Richard and Kathleen Lightfoot v. State of New York
Type of Injury
ANKLE AND KNEE FRACTURES
$770,239 for Richard L.
XVII/13-30 SCAFFOLD ACCIDENT DAMAGES TRIAL STRUCTURAL STEEL PAINTER SUSTAINS ANKLE AND KNEE FRACTURES
Richard and Kathleen Lightfoot v. State of New York Claim No. 90848 22-page Decision Filed 3/31/99 Court of Claims, Hauppauge
Judge: Leonard Silverman
Decision: $770,239 for Richard L. Breakdown: $350,000 for past pain and suffering; $150,000 for future pain and suffering; $42, 234 for past medical expenses; $91,764 for past lost earnings; $136, 241 for future lost earnings.
$30,000 for Kathleen L. for loss of services.
Clmt. Atty: Edward Fogarty of Fogarty & Fogarty, Mineola
Deft. Atty: Steven Weinberg of Gottesman, Wolgel, Secunda, Malamy & Flynn, P.C., Manhattan
Facts: On 10/8/94, Clmt., then age 43, fell 12-15 feet while working atop a mobile truck scaffold after its railing collapsed. At the time, he was employed as a structural steel painter, painting an overpass on Sunrise Hwy. in West Islip. Previously, Clmt. had been granted summary judgment on liability by the Appellate Division, Second Department. Lightfoot v. State of New York, 245 A.D.2d 488. This trial on damages ensued.
Injuries: interarticular fracture of the right distal tibia; fracture of the lateral tibial plateau of the left knee. Clmt. s right leg fracture required surgery utilizing both internal and external fixation. Clmt. was confined to a bed or wheelchair for 3 months; then used a walker for several months. He underwent physical therapy for several years. In April 1997, he was prescribed an ankle sleeve to help control swelling and provide support. He attempted to return to work in January 1998, but experienced pain and swelling in the ankle which, he claimed, prevented him from returning.

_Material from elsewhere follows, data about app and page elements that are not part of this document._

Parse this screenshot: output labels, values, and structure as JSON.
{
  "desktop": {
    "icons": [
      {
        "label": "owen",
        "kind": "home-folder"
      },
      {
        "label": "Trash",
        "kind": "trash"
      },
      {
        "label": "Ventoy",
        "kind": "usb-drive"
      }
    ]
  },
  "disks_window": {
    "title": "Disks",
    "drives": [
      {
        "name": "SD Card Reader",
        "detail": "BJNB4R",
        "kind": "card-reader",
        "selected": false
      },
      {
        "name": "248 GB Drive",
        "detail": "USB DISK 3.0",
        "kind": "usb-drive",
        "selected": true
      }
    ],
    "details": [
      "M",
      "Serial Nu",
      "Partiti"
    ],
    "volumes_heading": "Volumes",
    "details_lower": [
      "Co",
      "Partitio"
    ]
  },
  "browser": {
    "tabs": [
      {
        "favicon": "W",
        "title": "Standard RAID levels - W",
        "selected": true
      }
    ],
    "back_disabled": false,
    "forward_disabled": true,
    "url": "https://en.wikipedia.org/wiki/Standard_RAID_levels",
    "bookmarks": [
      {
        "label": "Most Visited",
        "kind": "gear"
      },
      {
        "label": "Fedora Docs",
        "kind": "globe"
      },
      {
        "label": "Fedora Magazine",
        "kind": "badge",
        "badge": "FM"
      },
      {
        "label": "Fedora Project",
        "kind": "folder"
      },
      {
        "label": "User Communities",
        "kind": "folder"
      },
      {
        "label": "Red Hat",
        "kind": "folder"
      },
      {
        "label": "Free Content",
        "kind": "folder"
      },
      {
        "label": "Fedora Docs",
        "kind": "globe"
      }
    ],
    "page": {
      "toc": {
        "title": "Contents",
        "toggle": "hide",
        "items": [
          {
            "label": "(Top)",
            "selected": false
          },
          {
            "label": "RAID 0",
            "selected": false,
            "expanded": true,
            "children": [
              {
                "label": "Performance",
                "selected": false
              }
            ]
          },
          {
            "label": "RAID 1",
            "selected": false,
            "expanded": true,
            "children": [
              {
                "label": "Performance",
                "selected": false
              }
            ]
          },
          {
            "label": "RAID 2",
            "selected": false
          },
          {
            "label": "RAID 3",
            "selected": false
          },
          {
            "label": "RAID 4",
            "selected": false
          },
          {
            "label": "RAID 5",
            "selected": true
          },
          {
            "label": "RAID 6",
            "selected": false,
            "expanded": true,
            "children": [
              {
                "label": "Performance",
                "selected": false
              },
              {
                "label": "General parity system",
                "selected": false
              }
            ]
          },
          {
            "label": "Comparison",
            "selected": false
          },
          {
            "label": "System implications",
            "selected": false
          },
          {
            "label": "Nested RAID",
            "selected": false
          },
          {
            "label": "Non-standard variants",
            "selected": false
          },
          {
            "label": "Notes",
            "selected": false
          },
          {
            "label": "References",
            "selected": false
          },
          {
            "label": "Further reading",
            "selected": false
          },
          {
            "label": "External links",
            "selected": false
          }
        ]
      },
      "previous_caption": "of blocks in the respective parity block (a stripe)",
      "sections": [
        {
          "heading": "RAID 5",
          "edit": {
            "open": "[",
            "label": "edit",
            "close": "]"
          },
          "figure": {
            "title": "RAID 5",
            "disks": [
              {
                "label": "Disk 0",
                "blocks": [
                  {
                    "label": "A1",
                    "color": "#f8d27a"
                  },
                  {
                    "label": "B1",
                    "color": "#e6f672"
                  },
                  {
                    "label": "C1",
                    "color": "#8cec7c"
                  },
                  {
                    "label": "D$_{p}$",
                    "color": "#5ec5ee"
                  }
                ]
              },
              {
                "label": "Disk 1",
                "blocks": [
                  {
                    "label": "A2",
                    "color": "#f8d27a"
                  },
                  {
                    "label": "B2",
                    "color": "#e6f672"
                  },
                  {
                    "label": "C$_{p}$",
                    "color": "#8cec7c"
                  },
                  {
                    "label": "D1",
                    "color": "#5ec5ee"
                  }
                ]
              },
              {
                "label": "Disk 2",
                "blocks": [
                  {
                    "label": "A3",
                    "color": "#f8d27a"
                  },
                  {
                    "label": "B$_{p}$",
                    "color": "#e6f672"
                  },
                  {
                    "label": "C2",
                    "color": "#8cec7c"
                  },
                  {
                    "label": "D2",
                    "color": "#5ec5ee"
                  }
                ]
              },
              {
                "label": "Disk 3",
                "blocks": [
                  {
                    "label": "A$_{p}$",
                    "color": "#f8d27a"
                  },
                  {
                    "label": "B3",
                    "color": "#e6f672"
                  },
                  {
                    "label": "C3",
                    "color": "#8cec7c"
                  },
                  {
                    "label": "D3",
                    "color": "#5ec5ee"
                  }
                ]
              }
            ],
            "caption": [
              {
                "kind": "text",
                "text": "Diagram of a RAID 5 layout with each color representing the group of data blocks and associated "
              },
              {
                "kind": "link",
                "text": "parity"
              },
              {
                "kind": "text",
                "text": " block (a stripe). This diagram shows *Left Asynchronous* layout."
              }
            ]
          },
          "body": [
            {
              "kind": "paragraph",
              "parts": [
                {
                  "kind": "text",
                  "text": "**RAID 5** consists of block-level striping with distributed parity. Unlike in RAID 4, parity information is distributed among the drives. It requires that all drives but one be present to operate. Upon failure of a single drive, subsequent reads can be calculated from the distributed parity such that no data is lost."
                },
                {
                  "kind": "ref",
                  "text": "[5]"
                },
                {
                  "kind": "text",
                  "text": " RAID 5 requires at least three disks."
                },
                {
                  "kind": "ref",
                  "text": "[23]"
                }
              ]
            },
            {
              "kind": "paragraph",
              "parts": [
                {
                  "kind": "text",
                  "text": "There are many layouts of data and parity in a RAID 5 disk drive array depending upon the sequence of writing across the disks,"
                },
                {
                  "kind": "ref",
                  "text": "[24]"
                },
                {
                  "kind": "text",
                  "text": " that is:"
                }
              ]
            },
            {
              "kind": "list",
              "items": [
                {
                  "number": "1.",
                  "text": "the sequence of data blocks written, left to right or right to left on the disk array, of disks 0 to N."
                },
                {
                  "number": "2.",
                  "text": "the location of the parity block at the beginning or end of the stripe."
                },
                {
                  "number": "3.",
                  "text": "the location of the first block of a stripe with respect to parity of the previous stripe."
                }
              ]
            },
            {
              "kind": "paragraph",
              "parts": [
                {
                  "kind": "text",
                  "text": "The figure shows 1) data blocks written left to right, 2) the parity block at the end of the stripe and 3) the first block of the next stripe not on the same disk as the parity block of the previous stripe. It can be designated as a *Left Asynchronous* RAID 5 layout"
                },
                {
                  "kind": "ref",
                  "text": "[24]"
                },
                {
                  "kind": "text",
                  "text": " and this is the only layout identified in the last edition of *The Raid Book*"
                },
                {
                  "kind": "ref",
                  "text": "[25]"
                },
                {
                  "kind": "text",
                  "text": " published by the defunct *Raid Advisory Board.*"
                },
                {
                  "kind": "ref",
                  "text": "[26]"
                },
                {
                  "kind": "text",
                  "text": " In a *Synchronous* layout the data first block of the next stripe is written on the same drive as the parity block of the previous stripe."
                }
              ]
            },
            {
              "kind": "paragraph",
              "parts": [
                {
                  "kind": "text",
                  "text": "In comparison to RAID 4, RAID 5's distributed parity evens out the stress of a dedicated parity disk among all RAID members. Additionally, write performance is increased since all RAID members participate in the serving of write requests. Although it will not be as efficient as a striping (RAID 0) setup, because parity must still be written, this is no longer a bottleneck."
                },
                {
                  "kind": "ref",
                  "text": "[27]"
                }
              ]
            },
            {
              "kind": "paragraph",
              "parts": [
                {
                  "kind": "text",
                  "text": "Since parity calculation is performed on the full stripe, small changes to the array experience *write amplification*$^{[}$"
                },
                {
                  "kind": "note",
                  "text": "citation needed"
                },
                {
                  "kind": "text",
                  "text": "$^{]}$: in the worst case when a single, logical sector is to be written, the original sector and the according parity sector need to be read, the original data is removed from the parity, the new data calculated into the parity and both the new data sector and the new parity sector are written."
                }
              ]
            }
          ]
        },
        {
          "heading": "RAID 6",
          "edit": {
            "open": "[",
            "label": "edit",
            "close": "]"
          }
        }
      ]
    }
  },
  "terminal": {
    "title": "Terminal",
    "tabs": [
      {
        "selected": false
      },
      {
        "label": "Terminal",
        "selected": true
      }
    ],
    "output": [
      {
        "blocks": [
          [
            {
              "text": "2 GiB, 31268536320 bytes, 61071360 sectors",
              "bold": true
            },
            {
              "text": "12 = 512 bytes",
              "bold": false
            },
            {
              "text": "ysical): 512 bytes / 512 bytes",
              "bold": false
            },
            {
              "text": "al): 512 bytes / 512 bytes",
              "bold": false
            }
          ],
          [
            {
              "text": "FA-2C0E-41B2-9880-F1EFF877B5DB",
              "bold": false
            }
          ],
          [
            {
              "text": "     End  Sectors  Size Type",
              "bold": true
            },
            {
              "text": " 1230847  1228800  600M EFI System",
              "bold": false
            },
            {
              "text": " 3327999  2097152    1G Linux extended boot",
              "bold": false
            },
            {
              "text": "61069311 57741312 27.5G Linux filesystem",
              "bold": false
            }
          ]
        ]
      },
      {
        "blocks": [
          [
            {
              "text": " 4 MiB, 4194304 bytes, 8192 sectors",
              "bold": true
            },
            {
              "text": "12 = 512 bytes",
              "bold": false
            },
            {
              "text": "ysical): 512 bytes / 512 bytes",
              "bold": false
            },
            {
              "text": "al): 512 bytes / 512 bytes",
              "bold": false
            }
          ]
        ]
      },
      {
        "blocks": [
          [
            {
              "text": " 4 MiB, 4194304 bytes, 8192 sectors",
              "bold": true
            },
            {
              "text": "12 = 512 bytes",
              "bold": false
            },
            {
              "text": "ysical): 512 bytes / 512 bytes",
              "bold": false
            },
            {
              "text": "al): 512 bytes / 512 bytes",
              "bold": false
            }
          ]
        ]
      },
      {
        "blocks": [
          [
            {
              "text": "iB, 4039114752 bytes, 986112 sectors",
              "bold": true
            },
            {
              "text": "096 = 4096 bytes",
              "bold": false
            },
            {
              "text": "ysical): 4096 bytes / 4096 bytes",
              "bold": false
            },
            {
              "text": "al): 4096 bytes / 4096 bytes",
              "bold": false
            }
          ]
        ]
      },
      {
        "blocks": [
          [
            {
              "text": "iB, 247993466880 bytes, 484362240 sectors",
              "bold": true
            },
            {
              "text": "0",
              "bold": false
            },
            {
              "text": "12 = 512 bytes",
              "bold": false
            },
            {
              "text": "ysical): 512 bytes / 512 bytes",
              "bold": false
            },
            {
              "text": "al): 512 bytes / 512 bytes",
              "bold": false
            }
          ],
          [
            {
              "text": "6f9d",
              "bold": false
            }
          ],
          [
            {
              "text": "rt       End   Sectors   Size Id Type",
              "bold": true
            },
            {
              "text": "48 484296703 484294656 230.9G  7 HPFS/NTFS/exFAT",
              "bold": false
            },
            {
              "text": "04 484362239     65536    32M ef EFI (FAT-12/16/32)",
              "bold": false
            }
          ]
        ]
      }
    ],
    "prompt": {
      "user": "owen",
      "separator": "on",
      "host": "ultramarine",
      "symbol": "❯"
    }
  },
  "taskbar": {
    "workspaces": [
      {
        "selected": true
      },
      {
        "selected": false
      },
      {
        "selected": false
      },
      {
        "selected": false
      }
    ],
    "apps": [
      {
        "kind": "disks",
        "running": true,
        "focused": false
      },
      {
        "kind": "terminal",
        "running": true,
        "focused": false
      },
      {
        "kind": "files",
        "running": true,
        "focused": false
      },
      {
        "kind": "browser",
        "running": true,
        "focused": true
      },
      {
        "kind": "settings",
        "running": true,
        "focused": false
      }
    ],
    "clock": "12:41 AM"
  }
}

Clmt. contended that he suffers pain and stiffness when he attempts to sit or stand for extended periods, that he is frequently required to use a cane, and that he walks with a limp. Deft. s experts acknowledged that Clmt. suffered a partial disability, but contended that, although Clmt. could not return to work as a painter, he was employable in other fields. The court agreed, finding that Clmt. was totally disabled for 2 years after the accident. From that point on, the court found, Clmt. s earning capacity was reduced by approximately $8,000 per year. Demonstrative evidence: surveillance video showing Clmt. walking with little or no limp.
Clmt. Experts: Dr. David Loya, treating orth. surg., Bay Shore; Conrad Berenson, Ph.D., economist, Woodbury; Edmond Provder, vocational rehabilitation, Manhattan.
Deft. Experts: Joyce Mesch-Spinello, vocational rehabilitation, Manhattan; William Book, vocational rehabilitation, Binghamton; Dr. Leon Sultan, orth. surg., Franklin Square.